Autumn is, without a doubt, my favorite time of year. John Keats called it the…
A man walks down the street, says “Why am I soft in the middle now? Why am I soft in the middle when the rest of my life is so hard?” – Paul Simon
Paul Simon wrote this during or after a visit to Johannesburg, where he collaborated with South African musicians, under the horribly racist policies of apartheid. I think it’s meant as something of a critique about Western middle-aged angst — fixating on our beer bellies and muffin tops and other minor troubles when there’s so much real suffering of the world.
The wordplay is clever. I’ve had it stuck in my head, inviting me to consider my own self-centeredness and self-indulgence. I see the ways that I get totally overwhelmed in the drama of little problems. And I know that sometimes I wallow in them — life is hard, and I’m getting fat and old, and I. Just. Can’t. Handle. It. Anymore! — when the reality is that by every objective measure I’ve got things pretty darned good. When I think about the genuine hardship faced by billions of others, I feel like a jerk for complaining about anything I’ve got going on.
I mean, here I am worrying about whether or not I’m getting “jowly,” or obsessing about real and imagined personal offenses, while humanity is facing crises of poverty and hunger and displacement and violence, and we’re all in the midst of an actual environmental doomsday scenario… Honestly, how dare I?!
Sometimes, it seems like the answer is to “suck it up,” to toughen-up a little. Grow a thicker skin. Stop sweating the small stuff (and it’s all small stuff) so you can put your energy and attention into the things that matter. That’s not entirely bad advice.
On the other hand — and there’s always another hand — “suck it up” is just about the shittiest suggestion I’ve ever heard.
The things that matter to me matter to me. The concerns that hurt your soul hurt your soul. Honoring this, being sensitive and tender-hearted, is a lovely quality that we can bring both to the world’s challenges and to our own lives. Sure, we can all fall into pity parties sometimes, and it’s no fun to linger there any longer than necessary.

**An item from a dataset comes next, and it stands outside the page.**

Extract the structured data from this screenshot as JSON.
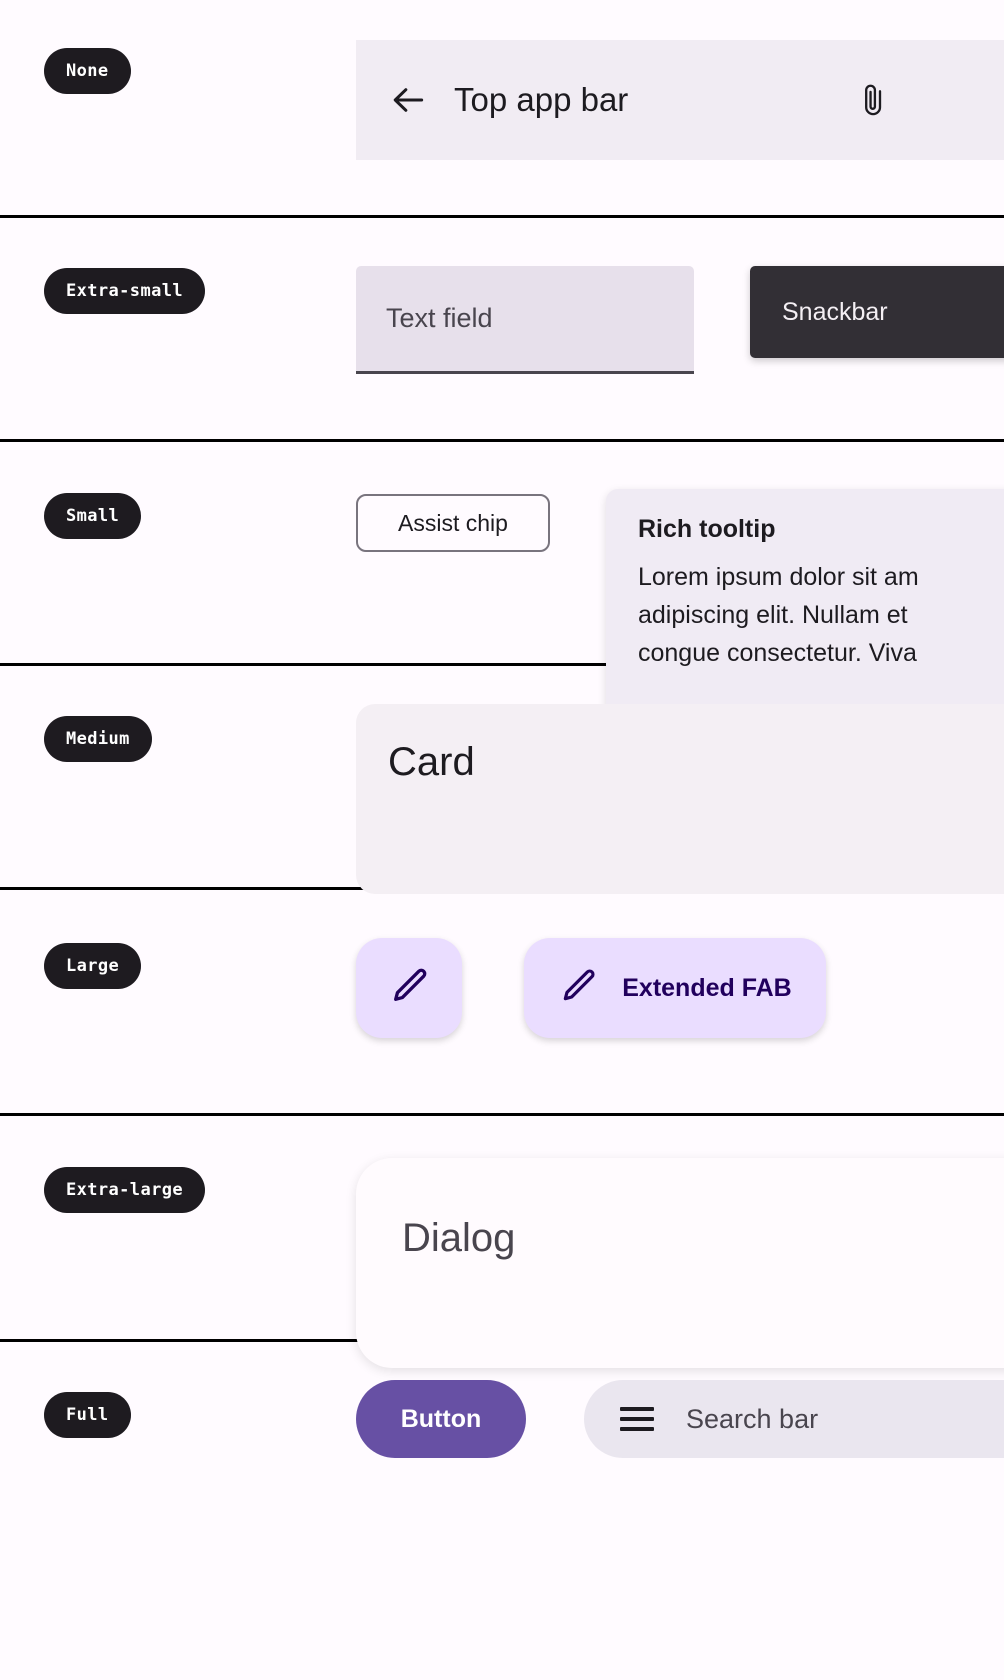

But if I recognize that my cares and your cares and everyone’s cares are actually overlapping circles of infinite relationship — then self-care can be a perfect and gentle entry into the heart of the entire world. Compassion for others must not preclude loving-kindness for ourselves. If it does, we’re missing the point.
We’ve all experienced trauma and loss. We’re all grieving, and constantly processing our feelings through everything we do and experience. At the same time, we’re bombarded relentlessly by scary news regarding global issues that tells us we’ve arrived at the critical tipping point after which it will be too late for any of us.
I don’t think we can separate these — the personal and the universal. The scale may be different, but both the micro and the macro includes each one of us. And the gentle love needed to successfully navigate our individual emotional landscapes is the very same skill that, with practice, can heal the world.
I’m feeling soft-in-the-middle, and thin-skinned, and sensitive, and sometimes scared of everything. How about you? If we can be together in that kind of intimacy, creating safe spaces for ourselves and each other to explore the things that deeply matter to us, that touch our hearts… well, that’s freakin’ beautiful, friends. And I think it’s really the whole point of spiritual community.
I can’t wait to be with you this Sunday, June 23. Celebration at 10:00 am. XO, Drew
© 2019 Drew Groves